Undergraduate Research Program

Jenny Liang

Jenny smiling in front of flowersMajor: Computer science, informatics
Mentor: Amy Ko, Informatics

Contact: jliang9@uw.edu

Current research project: Explicit Programming Strategies


Jenny is a Computer Science and Informatics student at the University of Washington. She has had previous experience in studying and building novel community-maintained LTE networks for rural communities in Indonesia and Mexico. She currently works to study bias in toxic language detectors in natural language processing and why this bias appears in these models. She also researches designing a knowledge sharing platform to teach novice programmers new skills by following strategies written and used by expert software developers for programming tasks, which are known as explicit programming strategies Explicit Programming Strategies


Translate your work so that we can all understand its importance
The goal in studying how and why bias might manifest in toxic language detectors is to learn whether better input data to toxic language detectors reduces bias against specific demographics of people. Meanwhile, the goal in studying the effects of a novel explicit programming strategies knowledge sharing platform is to make programming easier to learn for novices by teaching them skills that take experts years to learn. We hope that this will help them to be more self-confident in their programming skills, and ultimately better programmers in the long-term.

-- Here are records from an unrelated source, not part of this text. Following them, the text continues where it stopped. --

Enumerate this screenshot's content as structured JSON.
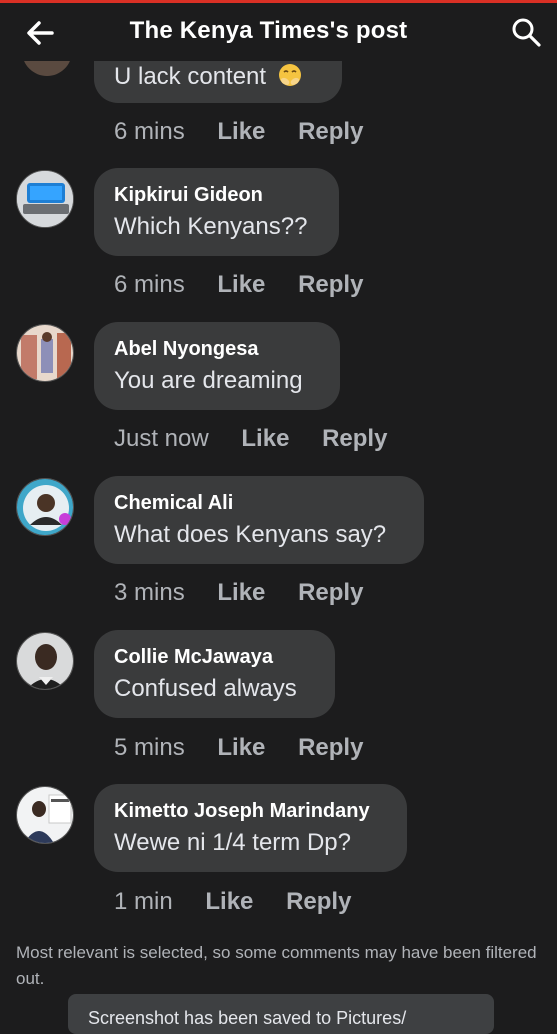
{
  "header": {
    "title": "The Kenya Times's post"
  },
  "partial_comment": {
    "text": "U lack content"
  },
  "partial_actions": {
    "time": "6 mins",
    "like": "Like",
    "reply": "Reply"
  },
  "comments": [
    {
      "name": "Kipkirui Gideon",
      "text": "Which Kenyans??",
      "time": "6 mins",
      "like": "Like",
      "reply": "Reply"
    },
    {
      "name": "Abel Nyongesa",
      "text": "You are dreaming",
      "time": "Just now",
      "like": "Like",
      "reply": "Reply"
    },
    {
      "name": "Chemical Ali",
      "text": "What does Kenyans say?",
      "time": "3 mins",
      "like": "Like",
      "reply": "Reply"
    },
    {
      "name": "Collie McJawaya",
      "text": "Confused always",
      "time": "5 mins",
      "like": "Like",
      "reply": "Reply"
    },
    {
      "name": "Kimetto Joseph Marindany",
      "text": "Wewe ni 1/4 term Dp?",
      "time": "1 min",
      "like": "Like",
      "reply": "Reply"
    }
  ],
  "footer": {
    "notice": "Most relevant is selected, so some comments may have been filtered out.",
    "toast": "Screenshot has been saved to Pictures/"
  },
  "colors": {
    "background": "#1c1c1d",
    "bubble": "#3a3b3c",
    "secondary_text": "#b0b3b8",
    "status_line": "#d93025"
  }
}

When, how, and why did you get involved in undergraduate research?
I got involved in undergraduate research my senior year after bumping into my first research mentor in the halls in the computer science building. I had always been curious as to what research was in computer science, as my experience had mostly been in software engineering in the tech industry, and was intrigued by how the line of research I was doing was technology for social good.


What advice would you give a student who is considering getting involved in undergraduate research?
Don’t be afraid to reach out to professors and make a connection whether it’s cold emails, office hours, or even just seeing them around your department. You might have to try a couple of times to find a professor or lab that’s a good fit, but networking can really help!